- _Instructions to follow_:
Search term "home": copy each line of the data containing it.

- _Extracted material_:
========
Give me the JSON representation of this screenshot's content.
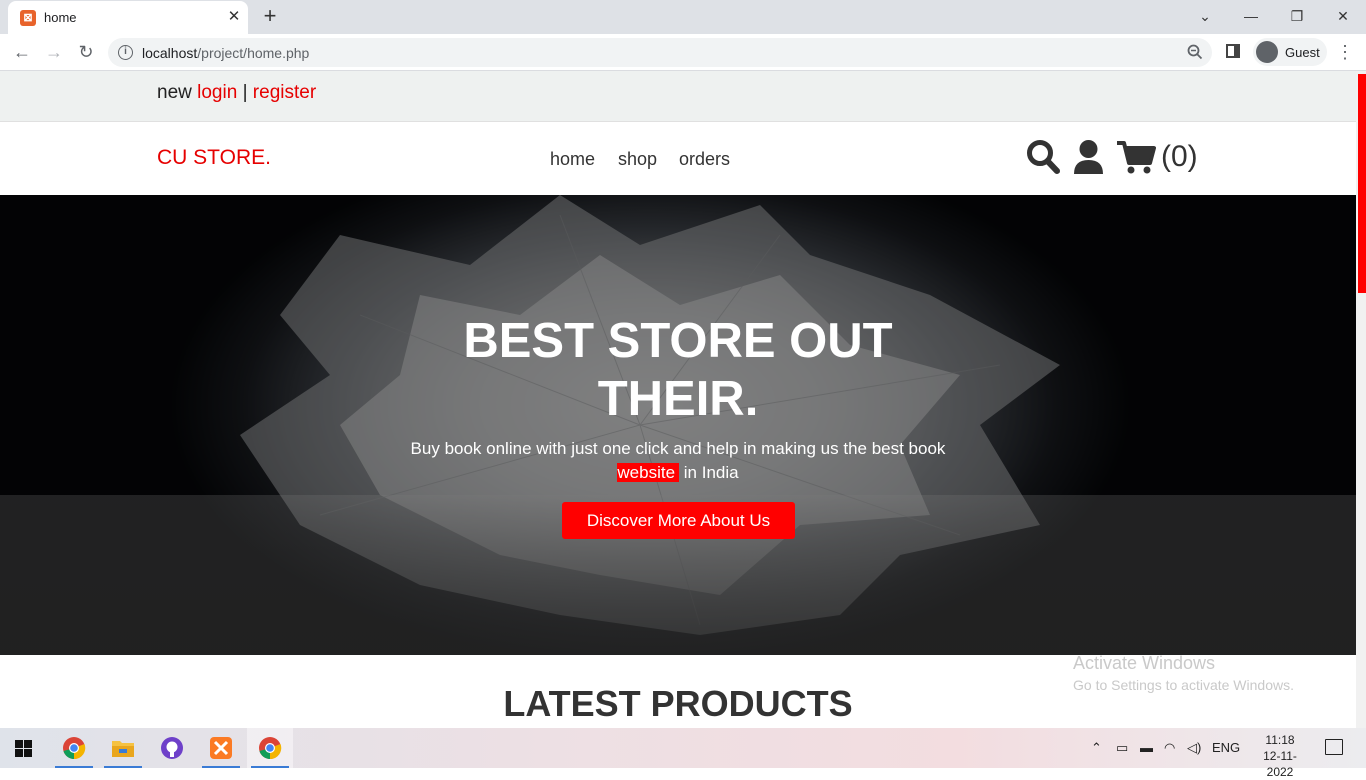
{
  "browser": {
    "tab_title": "home",
    "url_host": "localhost",
    "url_path": "/project/home.php",
    "profile_label": "Guest"
  },
  "topbar": {
    "prefix": "new",
    "login": "login",
    "separator": "|",
    "register": "register"
  },
  "header": {
    "logo": "CU STORE.",
    "nav": [
      "home",
      "shop",
      "orders"
    ],
    "cart_count": "(0)"
  },
  "hero": {
    "title_line1": "BEST STORE OUT",
    "title_line2": "THEIR.",
    "text_before": "Buy book online with just one click and help in making us the best book",
    "text_highlight": "website",
    "text_after": " in India",
    "button": "Discover More About Us"
  },
  "section": {
    "latest_title": "LATEST PRODUCTS"
  },
  "watermark": {
    "line1": "Activate Windows",
    "line2": "Go to Settings to activate Windows."
  },
  "taskbar": {
    "lang": "ENG",
    "time": "11:18",
    "date": "12-11-2022"
  },
  "colors": {
    "accent": "#ff0000",
    "brand_text": "#e60000"
  }
}
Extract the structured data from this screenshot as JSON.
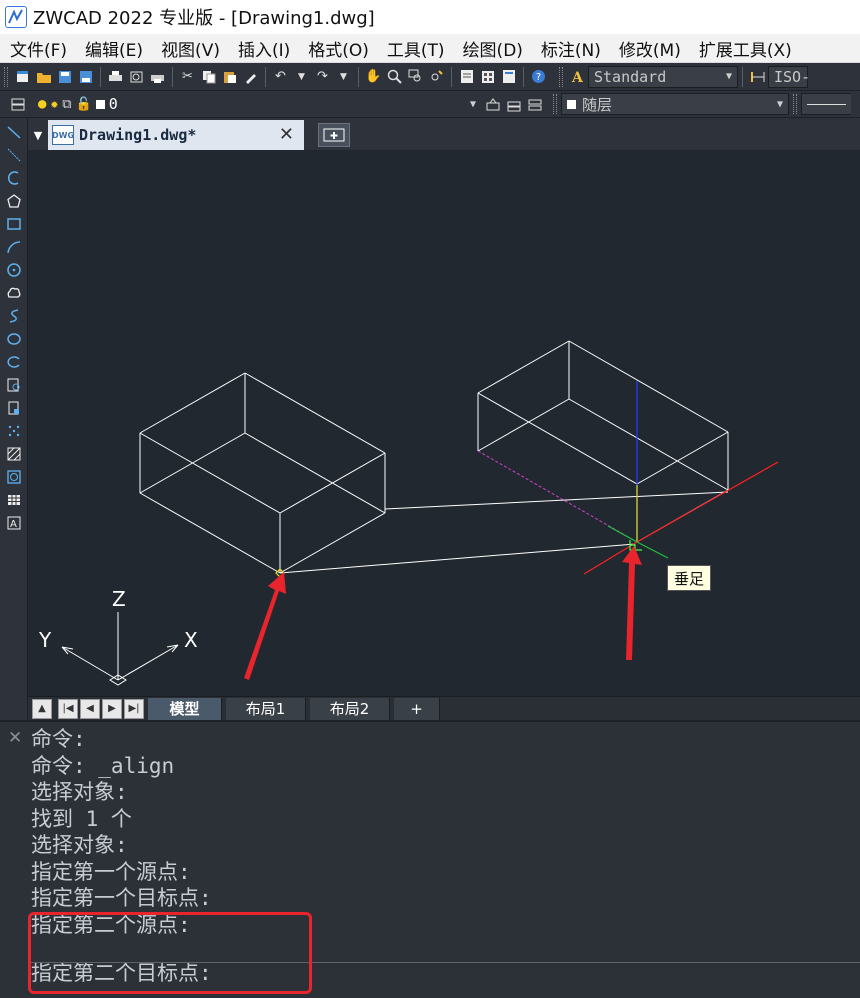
{
  "app": {
    "title": "ZWCAD 2022 专业版 - [Drawing1.dwg]"
  },
  "menu": [
    {
      "label": "文件(F)"
    },
    {
      "label": "编辑(E)"
    },
    {
      "label": "视图(V)"
    },
    {
      "label": "插入(I)"
    },
    {
      "label": "格式(O)"
    },
    {
      "label": "工具(T)"
    },
    {
      "label": "绘图(D)"
    },
    {
      "label": "标注(N)"
    },
    {
      "label": "修改(M)"
    },
    {
      "label": "扩展工具(X)"
    }
  ],
  "toolbar": {
    "text_style": "Standard",
    "dim_style": "ISO-",
    "layer_name": "0",
    "color_value": "随层"
  },
  "document": {
    "tab_label": "Drawing1.dwg*",
    "file_icon_text": "DWG"
  },
  "canvas": {
    "tooltip": "垂足",
    "ucs": {
      "x_label": "X",
      "y_label": "Y",
      "z_label": "Z"
    }
  },
  "layout_tabs": [
    {
      "label": "模型",
      "active": true
    },
    {
      "label": "布局1",
      "active": false
    },
    {
      "label": "布局2",
      "active": false
    },
    {
      "label": "+",
      "active": false
    }
  ],
  "command_history": [
    "命令:",
    "命令: _align",
    "选择对象:",
    "找到 1 个",
    "选择对象:",
    "指定第一个源点:",
    "指定第一个目标点:",
    "指定第二个源点:"
  ],
  "command_prompt": "指定第二个目标点:",
  "colors": {
    "canvas_bg": "#212830",
    "wire": "#ffffff",
    "annotation_red": "#e8242c",
    "axis_red": "#ff2020",
    "axis_green": "#20c040",
    "axis_blue": "#2040ff",
    "axis_yellow": "#e8e020"
  }
}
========
- _Exercise solution_:
    "tab_title": "home",
    "url_path": "/project/home.php",
      "home",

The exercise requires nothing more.